(an-droj'i-nē),
2. Having both masculine and feminine characteristics, as in attitudes and behaviors that contain features of stereotyped, culturally sanctioned sexual roles of both male and female.
[andro- + G. gynē, woman]

androgyny

(1) Female pseudohermaphroditism, see there. 
(2) Having both male and female properties.

androgyny

Androgeny Psychiatry A combination of ♀ and ♂ corporal, mental or behavioral characteristics in a person. See Transvestite.

an·drog·y·ny

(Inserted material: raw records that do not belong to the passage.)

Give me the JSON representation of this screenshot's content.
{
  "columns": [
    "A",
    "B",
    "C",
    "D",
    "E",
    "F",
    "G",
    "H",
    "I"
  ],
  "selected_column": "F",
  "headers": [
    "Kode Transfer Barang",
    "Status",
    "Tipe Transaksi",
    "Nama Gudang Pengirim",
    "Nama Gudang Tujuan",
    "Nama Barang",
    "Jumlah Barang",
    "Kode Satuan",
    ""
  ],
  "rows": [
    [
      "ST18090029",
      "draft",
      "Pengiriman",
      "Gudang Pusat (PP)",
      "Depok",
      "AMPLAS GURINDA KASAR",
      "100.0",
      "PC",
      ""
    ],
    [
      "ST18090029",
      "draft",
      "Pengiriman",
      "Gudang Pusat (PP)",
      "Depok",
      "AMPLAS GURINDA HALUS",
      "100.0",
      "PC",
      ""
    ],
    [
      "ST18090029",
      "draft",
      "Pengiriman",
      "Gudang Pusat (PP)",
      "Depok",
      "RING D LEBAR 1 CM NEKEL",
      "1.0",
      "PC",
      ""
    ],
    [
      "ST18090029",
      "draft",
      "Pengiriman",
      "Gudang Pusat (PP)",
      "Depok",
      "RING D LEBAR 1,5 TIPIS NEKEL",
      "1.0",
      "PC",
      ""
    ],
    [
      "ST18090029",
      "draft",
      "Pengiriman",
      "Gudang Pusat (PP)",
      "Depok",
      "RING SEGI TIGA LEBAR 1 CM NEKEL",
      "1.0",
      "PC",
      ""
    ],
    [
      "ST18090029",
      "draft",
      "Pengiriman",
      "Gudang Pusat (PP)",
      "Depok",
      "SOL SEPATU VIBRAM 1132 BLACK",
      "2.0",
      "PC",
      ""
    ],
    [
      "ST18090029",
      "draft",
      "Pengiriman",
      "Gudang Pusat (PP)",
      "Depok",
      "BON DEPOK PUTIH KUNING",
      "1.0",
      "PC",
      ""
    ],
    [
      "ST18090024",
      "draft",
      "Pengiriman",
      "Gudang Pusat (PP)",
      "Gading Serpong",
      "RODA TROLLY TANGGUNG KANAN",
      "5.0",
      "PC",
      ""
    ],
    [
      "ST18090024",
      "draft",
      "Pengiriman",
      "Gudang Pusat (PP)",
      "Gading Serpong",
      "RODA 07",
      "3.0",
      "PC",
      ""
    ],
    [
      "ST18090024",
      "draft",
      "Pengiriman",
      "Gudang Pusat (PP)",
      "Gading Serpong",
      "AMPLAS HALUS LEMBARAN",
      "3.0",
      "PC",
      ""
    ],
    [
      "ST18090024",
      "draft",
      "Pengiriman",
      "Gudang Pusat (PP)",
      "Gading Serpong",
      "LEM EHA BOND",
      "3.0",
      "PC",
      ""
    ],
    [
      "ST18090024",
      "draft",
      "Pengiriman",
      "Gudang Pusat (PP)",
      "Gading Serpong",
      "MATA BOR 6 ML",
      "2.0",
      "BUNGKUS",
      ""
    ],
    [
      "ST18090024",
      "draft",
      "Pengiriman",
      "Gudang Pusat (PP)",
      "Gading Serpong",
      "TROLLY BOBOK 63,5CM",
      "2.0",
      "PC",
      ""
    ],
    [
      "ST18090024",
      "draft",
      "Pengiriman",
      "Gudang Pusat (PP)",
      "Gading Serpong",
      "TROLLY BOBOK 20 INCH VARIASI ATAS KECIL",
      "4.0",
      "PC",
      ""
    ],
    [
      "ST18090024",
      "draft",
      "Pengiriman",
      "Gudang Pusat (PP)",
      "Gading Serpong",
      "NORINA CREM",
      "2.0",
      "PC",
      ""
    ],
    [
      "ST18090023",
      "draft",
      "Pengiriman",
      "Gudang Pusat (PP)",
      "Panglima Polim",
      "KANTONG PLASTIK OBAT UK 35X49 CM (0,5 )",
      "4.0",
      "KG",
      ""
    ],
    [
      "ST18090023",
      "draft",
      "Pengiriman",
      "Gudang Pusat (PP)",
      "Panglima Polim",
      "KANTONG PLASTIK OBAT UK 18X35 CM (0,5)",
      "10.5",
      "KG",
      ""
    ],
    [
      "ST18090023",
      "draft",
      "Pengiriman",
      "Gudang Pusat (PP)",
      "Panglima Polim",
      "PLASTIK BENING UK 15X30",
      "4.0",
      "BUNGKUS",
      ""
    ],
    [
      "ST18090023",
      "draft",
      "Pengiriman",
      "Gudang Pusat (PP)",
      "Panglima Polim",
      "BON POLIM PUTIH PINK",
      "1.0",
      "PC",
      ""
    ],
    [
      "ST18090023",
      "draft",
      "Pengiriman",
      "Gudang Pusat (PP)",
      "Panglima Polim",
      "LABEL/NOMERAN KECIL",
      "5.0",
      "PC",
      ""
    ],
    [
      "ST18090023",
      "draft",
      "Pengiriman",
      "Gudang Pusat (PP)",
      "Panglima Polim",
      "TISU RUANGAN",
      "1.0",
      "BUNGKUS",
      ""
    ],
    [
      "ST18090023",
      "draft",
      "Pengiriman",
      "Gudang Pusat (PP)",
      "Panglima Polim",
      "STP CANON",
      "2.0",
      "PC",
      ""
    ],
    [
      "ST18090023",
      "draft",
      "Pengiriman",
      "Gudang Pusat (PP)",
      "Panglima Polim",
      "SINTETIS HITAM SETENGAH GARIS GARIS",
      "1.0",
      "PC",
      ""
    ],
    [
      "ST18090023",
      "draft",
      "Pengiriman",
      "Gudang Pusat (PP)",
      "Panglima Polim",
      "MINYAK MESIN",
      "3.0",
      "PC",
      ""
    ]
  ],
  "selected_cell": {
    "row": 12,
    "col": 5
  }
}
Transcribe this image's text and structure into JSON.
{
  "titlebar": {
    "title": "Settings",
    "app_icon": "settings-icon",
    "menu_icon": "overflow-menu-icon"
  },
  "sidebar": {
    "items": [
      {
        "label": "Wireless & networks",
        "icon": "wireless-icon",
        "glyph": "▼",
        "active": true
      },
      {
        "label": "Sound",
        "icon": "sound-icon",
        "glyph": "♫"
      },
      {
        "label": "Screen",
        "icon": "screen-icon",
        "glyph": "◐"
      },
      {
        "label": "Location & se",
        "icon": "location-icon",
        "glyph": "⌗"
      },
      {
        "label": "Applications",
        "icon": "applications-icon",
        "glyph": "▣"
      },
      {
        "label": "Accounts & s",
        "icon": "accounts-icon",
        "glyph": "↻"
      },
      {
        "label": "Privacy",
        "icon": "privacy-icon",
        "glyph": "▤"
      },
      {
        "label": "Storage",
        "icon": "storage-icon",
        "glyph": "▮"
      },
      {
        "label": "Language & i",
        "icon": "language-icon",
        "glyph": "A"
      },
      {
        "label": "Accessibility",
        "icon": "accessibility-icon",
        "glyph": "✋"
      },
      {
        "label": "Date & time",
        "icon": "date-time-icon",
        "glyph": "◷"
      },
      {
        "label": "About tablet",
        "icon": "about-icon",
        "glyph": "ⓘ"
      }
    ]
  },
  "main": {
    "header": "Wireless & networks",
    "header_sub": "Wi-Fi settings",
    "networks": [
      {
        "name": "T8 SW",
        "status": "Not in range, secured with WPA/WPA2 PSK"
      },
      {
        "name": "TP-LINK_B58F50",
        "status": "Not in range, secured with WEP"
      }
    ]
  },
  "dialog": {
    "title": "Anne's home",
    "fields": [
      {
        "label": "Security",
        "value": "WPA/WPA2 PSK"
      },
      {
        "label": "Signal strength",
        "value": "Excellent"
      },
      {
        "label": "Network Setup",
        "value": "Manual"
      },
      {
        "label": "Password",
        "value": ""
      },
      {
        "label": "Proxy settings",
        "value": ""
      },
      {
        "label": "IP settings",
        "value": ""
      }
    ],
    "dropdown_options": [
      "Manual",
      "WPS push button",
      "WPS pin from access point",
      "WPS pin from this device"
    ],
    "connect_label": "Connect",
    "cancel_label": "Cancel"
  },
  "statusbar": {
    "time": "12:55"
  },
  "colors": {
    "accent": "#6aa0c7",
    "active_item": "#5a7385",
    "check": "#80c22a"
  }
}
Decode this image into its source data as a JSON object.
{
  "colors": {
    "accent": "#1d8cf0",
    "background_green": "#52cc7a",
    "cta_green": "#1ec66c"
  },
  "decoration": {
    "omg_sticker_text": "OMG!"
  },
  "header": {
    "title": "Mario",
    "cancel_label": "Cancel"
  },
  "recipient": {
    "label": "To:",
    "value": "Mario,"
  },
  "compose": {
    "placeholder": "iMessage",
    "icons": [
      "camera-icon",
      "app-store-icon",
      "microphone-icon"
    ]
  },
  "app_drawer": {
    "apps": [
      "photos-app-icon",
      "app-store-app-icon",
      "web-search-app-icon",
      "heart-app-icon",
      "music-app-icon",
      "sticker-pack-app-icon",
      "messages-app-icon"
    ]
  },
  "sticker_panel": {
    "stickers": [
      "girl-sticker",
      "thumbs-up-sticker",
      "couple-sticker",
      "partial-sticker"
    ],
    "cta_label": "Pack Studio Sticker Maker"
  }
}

(an-droj'i-nē)
2. Having both masculine and feminine characteristics, as in attitudes and behaviors that contain features of stereotyped, culturally sanctioned sexual roles of both male and female.
[andro- + G. gynē, woman]
References in periodicals archive ?
"Eve, The Separation Scene, and the Renaissance Idea of Androgeny." Milton Studies XVI (1982): 3-20.
Androgeny and gender schema theory: A conceptual and empirical investigation.
244-58; Joan Hedrick; Laurie Crumpacker, "Four Novels of Harriet Beecher Stowe: A Study in Nineteenth-Century Androgeny," in American Novelists Revisited: Essays in Feminist Criticism, ed.
We described earlier how psychologists and sociologists who study lifestage note an increasing "androgeny" of middle age.